• _Your task_
Among the records below, find the lines containing "мрамор" and state only how many there are.

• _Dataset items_
★ ★ ★ ★
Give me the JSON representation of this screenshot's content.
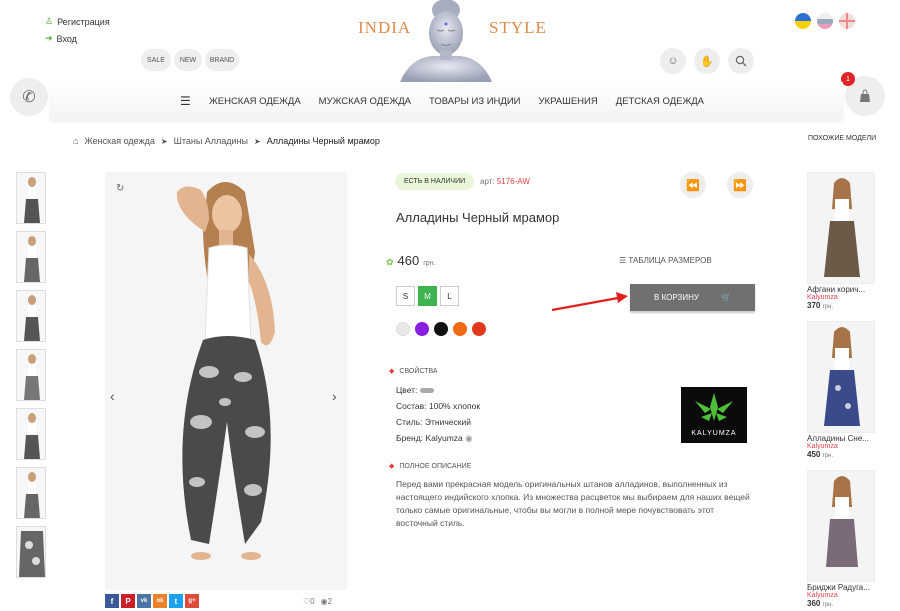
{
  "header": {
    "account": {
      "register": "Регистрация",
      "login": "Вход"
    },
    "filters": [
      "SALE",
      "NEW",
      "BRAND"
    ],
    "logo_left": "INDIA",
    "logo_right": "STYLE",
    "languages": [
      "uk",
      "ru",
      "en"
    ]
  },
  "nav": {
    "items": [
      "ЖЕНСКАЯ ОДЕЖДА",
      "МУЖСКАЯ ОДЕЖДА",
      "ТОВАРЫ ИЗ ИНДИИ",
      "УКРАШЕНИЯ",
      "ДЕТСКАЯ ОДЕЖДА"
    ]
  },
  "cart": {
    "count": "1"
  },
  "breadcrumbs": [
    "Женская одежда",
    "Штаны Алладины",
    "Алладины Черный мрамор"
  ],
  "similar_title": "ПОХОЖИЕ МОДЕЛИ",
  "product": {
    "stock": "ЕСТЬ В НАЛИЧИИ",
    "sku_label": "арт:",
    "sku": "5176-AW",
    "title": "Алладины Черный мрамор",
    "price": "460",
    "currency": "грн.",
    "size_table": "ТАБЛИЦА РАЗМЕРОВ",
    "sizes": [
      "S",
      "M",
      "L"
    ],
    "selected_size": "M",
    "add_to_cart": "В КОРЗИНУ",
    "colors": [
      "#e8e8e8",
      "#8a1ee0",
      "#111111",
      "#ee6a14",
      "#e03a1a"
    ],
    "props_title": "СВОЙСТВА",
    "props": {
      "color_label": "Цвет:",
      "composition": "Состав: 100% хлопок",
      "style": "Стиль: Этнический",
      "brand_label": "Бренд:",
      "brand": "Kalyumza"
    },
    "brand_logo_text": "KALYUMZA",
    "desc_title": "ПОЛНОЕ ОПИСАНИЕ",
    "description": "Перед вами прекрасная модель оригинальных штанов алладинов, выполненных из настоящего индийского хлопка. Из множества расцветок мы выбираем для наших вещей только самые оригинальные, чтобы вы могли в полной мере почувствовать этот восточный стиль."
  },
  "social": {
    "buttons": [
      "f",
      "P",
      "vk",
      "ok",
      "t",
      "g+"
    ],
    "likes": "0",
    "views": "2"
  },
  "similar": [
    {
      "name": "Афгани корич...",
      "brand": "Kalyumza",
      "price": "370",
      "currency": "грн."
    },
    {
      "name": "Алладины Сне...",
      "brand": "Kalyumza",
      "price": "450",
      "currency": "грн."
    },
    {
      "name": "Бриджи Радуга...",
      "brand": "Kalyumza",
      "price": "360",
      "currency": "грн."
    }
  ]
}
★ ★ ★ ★
• _Output for this exercise_
2